§ TO DO: Write the entries below out again without a single difference.

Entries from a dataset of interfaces
....

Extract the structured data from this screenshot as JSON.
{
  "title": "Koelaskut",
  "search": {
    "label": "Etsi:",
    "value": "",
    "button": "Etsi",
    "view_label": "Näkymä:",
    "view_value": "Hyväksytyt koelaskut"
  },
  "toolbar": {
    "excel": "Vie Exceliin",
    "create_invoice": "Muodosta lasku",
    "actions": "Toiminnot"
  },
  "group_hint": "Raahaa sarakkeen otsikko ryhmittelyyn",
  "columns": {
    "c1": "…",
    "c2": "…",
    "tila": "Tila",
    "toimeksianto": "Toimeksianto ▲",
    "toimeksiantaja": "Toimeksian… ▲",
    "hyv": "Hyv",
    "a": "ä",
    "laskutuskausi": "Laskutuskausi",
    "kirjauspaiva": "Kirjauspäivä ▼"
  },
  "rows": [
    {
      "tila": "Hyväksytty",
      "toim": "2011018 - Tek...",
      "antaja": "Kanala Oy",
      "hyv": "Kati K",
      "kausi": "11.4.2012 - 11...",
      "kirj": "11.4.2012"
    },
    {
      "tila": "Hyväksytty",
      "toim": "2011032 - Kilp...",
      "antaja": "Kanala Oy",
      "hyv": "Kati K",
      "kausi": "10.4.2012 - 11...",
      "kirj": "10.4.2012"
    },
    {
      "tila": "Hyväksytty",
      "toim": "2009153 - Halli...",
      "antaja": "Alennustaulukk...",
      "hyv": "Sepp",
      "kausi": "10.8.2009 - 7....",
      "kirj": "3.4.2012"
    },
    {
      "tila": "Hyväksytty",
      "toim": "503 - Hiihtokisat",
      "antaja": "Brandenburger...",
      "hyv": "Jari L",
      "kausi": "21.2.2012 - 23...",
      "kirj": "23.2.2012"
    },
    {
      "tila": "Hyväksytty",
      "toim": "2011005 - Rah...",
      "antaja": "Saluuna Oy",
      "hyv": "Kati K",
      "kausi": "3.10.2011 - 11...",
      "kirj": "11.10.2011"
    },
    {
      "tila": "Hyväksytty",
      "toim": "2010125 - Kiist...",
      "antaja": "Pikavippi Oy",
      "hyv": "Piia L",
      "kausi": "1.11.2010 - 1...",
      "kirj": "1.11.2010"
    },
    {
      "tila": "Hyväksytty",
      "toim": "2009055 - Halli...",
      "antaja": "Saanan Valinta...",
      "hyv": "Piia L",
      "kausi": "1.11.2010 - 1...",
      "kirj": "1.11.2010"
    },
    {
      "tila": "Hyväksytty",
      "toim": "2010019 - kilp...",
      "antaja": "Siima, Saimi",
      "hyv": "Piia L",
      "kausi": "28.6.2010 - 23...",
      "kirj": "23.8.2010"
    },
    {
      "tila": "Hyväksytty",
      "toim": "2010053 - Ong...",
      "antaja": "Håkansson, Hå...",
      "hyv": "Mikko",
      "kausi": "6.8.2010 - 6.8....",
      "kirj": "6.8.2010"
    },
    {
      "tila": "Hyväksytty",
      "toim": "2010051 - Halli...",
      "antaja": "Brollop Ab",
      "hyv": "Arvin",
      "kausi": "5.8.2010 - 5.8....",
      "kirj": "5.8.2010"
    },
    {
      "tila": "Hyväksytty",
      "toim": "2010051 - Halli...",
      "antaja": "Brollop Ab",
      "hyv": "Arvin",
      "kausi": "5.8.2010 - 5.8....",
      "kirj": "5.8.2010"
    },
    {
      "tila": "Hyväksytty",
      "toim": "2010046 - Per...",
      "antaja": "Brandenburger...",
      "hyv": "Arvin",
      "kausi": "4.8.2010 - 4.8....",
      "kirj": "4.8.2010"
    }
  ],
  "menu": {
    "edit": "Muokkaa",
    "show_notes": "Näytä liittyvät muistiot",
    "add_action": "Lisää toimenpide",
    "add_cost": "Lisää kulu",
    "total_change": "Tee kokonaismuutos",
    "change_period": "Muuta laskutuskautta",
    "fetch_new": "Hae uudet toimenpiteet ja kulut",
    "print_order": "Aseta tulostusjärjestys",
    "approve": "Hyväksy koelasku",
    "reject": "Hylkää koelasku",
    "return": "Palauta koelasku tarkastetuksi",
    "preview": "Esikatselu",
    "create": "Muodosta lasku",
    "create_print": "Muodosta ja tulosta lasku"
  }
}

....

§ RESULT BELOW:
Extract the structured data from this screenshot as JSON.
{
  "title": "Koelaskut",
  "search": {
    "label": "Etsi:",
    "value": "",
    "button": "Etsi",
    "view_label": "Näkymä:",
    "view_value": "Hyväksytyt koelaskut"
  },
  "toolbar": {
    "excel": "Vie Exceliin",
    "create_invoice": "Muodosta lasku",
    "actions": "Toiminnot"
  },
  "group_hint": "Raahaa sarakkeen otsikko ryhmittelyyn",
  "columns": {
    "c1": "…",
    "c2": "…",
    "tila": "Tila",
    "toimeksianto": "Toimeksianto ▲",
    "toimeksiantaja": "Toimeksian… ▲",
    "hyv": "Hyv",
    "a": "ä",
    "laskutuskausi": "Laskutuskausi",
    "kirjauspaiva": "Kirjauspäivä ▼"
  },
  "rows": [
    {
      "tila": "Hyväksytty",
      "toim": "2011018 - Tek...",
      "antaja": "Kanala Oy",
      "hyv": "Kati K",
      "kausi": "11.4.2012 - 11...",
      "kirj": "11.4.2012"
    },
    {
      "tila": "Hyväksytty",
      "toim": "2011032 - Kilp...",
      "antaja": "Kanala Oy",
      "hyv": "Kati K",
      "kausi": "10.4.2012 - 11...",
      "kirj": "10.4.2012"
    },
    {
      "tila": "Hyväksytty",
      "toim": "2009153 - Halli...",
      "antaja": "Alennustaulukk...",
      "hyv": "Sepp",
      "kausi": "10.8.2009 - 7....",
      "kirj": "3.4.2012"
    },
    {
      "tila": "Hyväksytty",
      "toim": "503 - Hiihtokisat",
      "antaja": "Brandenburger...",
      "hyv": "Jari L",
      "kausi": "21.2.2012 - 23...",
      "kirj": "23.2.2012"
    },
    {
      "tila": "Hyväksytty",
      "toim": "2011005 - Rah...",
      "antaja": "Saluuna Oy",
      "hyv": "Kati K",
      "kausi": "3.10.2011 - 11...",
      "kirj": "11.10.2011"
    },
    {
      "tila": "Hyväksytty",
      "toim": "2010125 - Kiist...",
      "antaja": "Pikavippi Oy",
      "hyv": "Piia L",
      "kausi": "1.11.2010 - 1...",
      "kirj": "1.11.2010"
    },
    {
      "tila": "Hyväksytty",
      "toim": "2009055 - Halli...",
      "antaja": "Saanan Valinta...",
      "hyv": "Piia L",
      "kausi": "1.11.2010 - 1...",
      "kirj": "1.11.2010"
    },
    {
      "tila": "Hyväksytty",
      "toim": "2010019 - kilp...",
      "antaja": "Siima, Saimi",
      "hyv": "Piia L",
      "kausi": "28.6.2010 - 23...",
      "kirj": "23.8.2010"
    },
    {
      "tila": "Hyväksytty",
      "toim": "2010053 - Ong...",
      "antaja": "Håkansson, Hå...",
      "hyv": "Mikko",
      "kausi": "6.8.2010 - 6.8....",
      "kirj": "6.8.2010"
    },
    {
      "tila": "Hyväksytty",
      "toim": "2010051 - Halli...",
      "antaja": "Brollop Ab",
      "hyv": "Arvin",
      "kausi": "5.8.2010 - 5.8....",
      "kirj": "5.8.2010"
    },
    {
      "tila": "Hyväksytty",
      "toim": "2010051 - Halli...",
      "antaja": "Brollop Ab",
      "hyv": "Arvin",
      "kausi": "5.8.2010 - 5.8....",
      "kirj": "5.8.2010"
    },
    {
      "tila": "Hyväksytty",
      "toim": "2010046 - Per...",
      "antaja": "Brandenburger...",
      "hyv": "Arvin",
      "kausi": "4.8.2010 - 4.8....",
      "kirj": "4.8.2010"
    }
  ],
  "menu": {
    "edit": "Muokkaa",
    "show_notes": "Näytä liittyvät muistiot",
    "add_action": "Lisää toimenpide",
    "add_cost": "Lisää kulu",
    "total_change": "Tee kokonaismuutos",
    "change_period": "Muuta laskutuskautta",
    "fetch_new": "Hae uudet toimenpiteet ja kulut",
    "print_order": "Aseta tulostusjärjestys",
    "approve": "Hyväksy koelasku",
    "reject": "Hylkää koelasku",
    "return": "Palauta koelasku tarkastetuksi",
    "preview": "Esikatselu",
    "create": "Muodosta lasku",
    "create_print": "Muodosta ja tulosta lasku"
  }
}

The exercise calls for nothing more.